[Task description] All lines holding the word "使用間隔" should be located in the records and copied.

[Data records]
=======

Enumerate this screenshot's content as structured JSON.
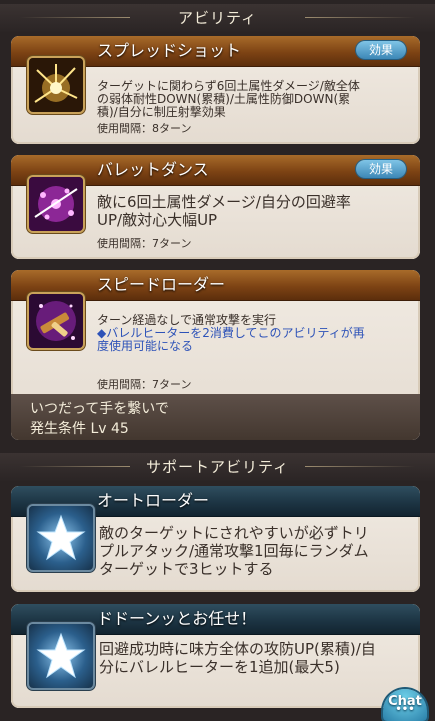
{
  "abilities_header": "アビリティ",
  "support_header": "サポートアビリティ",
  "abilities": [
    {
      "title": "スプレッドショット",
      "badge": "効果",
      "desc_lines": [
        "ターゲットに関わらず6回土属性ダメージ/敵全体",
        "の弱体耐性DOWN(累積)/土属性防御DOWN(累",
        "積)/自分に制圧射撃効果"
      ],
      "cooldown": "使用間隔：8ターン"
    },
    {
      "title": "バレットダンス",
      "badge": "効果",
      "desc_lines": [
        "敵に6回土属性ダメージ/自分の回避率",
        "UP/敵対心大幅UP"
      ],
      "cooldown": "使用間隔：7ターン"
    },
    {
      "title": "スピードローダー",
      "desc_lines": [
        "ターン経過なしで通常攻撃を実行"
      ],
      "note_lines": [
        "◆バレルヒーターを2消費してこのアビリティが再",
        "度使用可能になる"
      ],
      "cooldown": "使用間隔：7ターン",
      "trigger_name": "いつだって手を繋いで",
      "trigger_condition": "発生条件 Lv 45"
    }
  ],
  "supports": [
    {
      "title": "オートローダー",
      "desc_lines": [
        "敵のターゲットにされやすいが必ずトリ",
        "プルアタック/通常攻撃1回毎にランダム",
        "ターゲットで3ヒットする"
      ]
    },
    {
      "title": "ドドーンッとお任せ！",
      "desc_lines": [
        "回避成功時に味方全体の攻防UP(累積)/自",
        "分にバレルヒーターを1追加(最大5)"
      ]
    }
  ],
  "chat_button": "Chat",
  "chat_dots": "•••",
  "icons": [
    "spread-shot-icon",
    "bullet-dance-icon",
    "speed-loader-icon",
    "star-icon",
    "star-icon"
  ]
}
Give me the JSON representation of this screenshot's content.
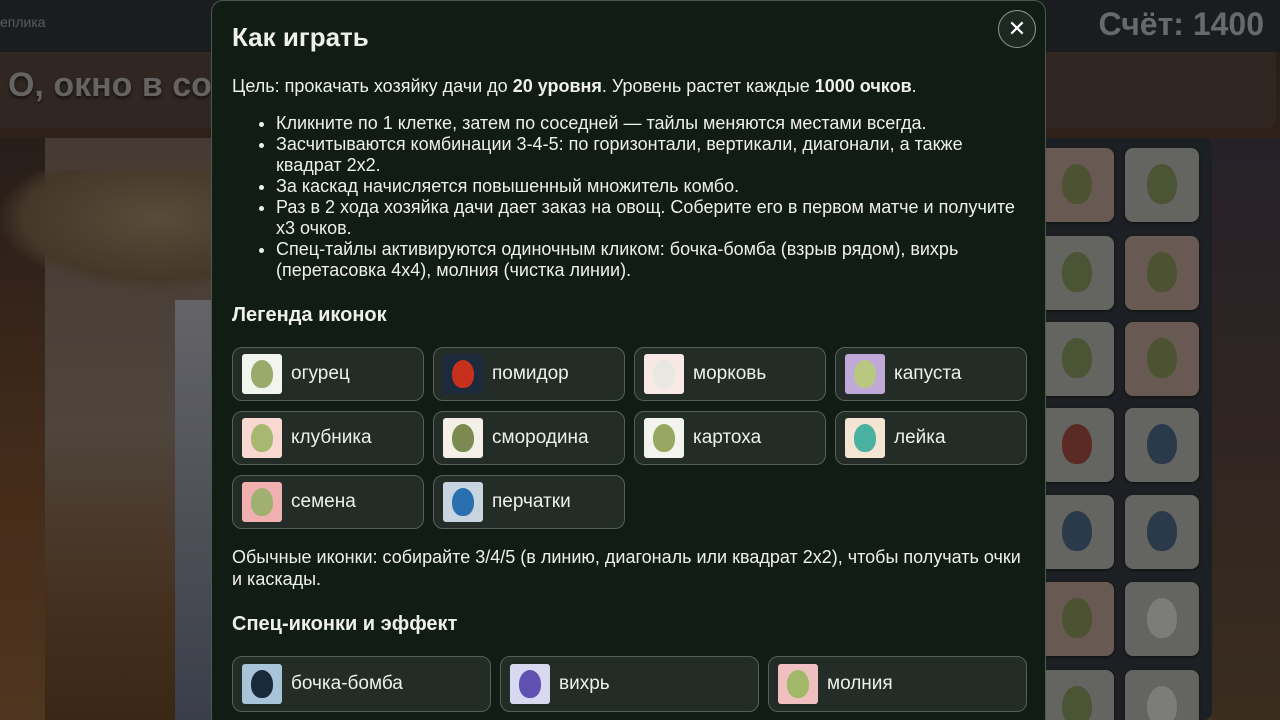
{
  "game": {
    "brand": "еплика",
    "score_label": "Счёт: 1400",
    "banner": "О, окно в со"
  },
  "modal": {
    "title": "Как играть",
    "close_label": "✕",
    "goal_prefix": "Цель: прокачать хозяйку дачи до ",
    "goal_level": "20 уровня",
    "goal_middle": ". Уровень растет каждые ",
    "goal_points": "1000 очков",
    "goal_suffix": ".",
    "rules": [
      "Кликните по 1 клетке, затем по соседней — тайлы меняются местами всегда.",
      "Засчитываются комбинации 3-4-5: по горизонтали, вертикали, диагонали, а также квадрат 2х2.",
      "За каскад начисляется повышенный множитель комбо.",
      "Раз в 2 хода хозяйка дачи дает заказ на овощ. Соберите его в первом матче и получите х3 очков.",
      "Спец-тайлы активируются одиночным кликом: бочка-бомба (взрыв рядом), вихрь (перетасовка 4х4), молния (чистка линии)."
    ],
    "legend_title": "Легенда иконок",
    "legend": [
      {
        "label": "огурец",
        "icon": "cucumber-icon",
        "bg": "#f2f4ee",
        "fg": "#9aaa6a"
      },
      {
        "label": "помидор",
        "icon": "tomato-icon",
        "bg": "#1c2a3c",
        "fg": "#c8301e"
      },
      {
        "label": "морковь",
        "icon": "carrot-icon",
        "bg": "#f8e8e6",
        "fg": "#e8e8e0"
      },
      {
        "label": "капуста",
        "icon": "cabbage-icon",
        "bg": "#c0a8d8",
        "fg": "#b8c880"
      },
      {
        "label": "клубника",
        "icon": "strawberry-icon",
        "bg": "#f8d8d0",
        "fg": "#a8b870"
      },
      {
        "label": "смородина",
        "icon": "currant-icon",
        "bg": "#f4f0e8",
        "fg": "#7a8a50"
      },
      {
        "label": "картоха",
        "icon": "potato-icon",
        "bg": "#f4f4ee",
        "fg": "#98a860"
      },
      {
        "label": "лейка",
        "icon": "watering-can-icon",
        "bg": "#f4e4d4",
        "fg": "#4ab0a0"
      },
      {
        "label": "семена",
        "icon": "seeds-icon",
        "bg": "#f0b0b0",
        "fg": "#a0b070"
      },
      {
        "label": "перчатки",
        "icon": "gloves-icon",
        "bg": "#c8d4e0",
        "fg": "#2a70b0"
      }
    ],
    "note": "Обычные иконки: собирайте 3/4/5 (в линию, диагональ или квадрат 2х2), чтобы получать очки и каскады.",
    "special_title": "Спец-иконки и эффект",
    "special": [
      {
        "label": "бочка-бомба",
        "icon": "barrel-bomb-icon",
        "bg": "#a8c4d8",
        "fg": "#1a2a3a"
      },
      {
        "label": "вихрь",
        "icon": "whirl-icon",
        "bg": "#d8d8f0",
        "fg": "#6050b0"
      },
      {
        "label": "молния",
        "icon": "lightning-icon",
        "bg": "#f0c0c0",
        "fg": "#a0b868"
      }
    ]
  }
}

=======

[Task output]
      "cooldown": "使用間隔：8ターン"
      "cooldown": "使用間隔：7ターン"
      "cooldown": "使用間隔：7ターン",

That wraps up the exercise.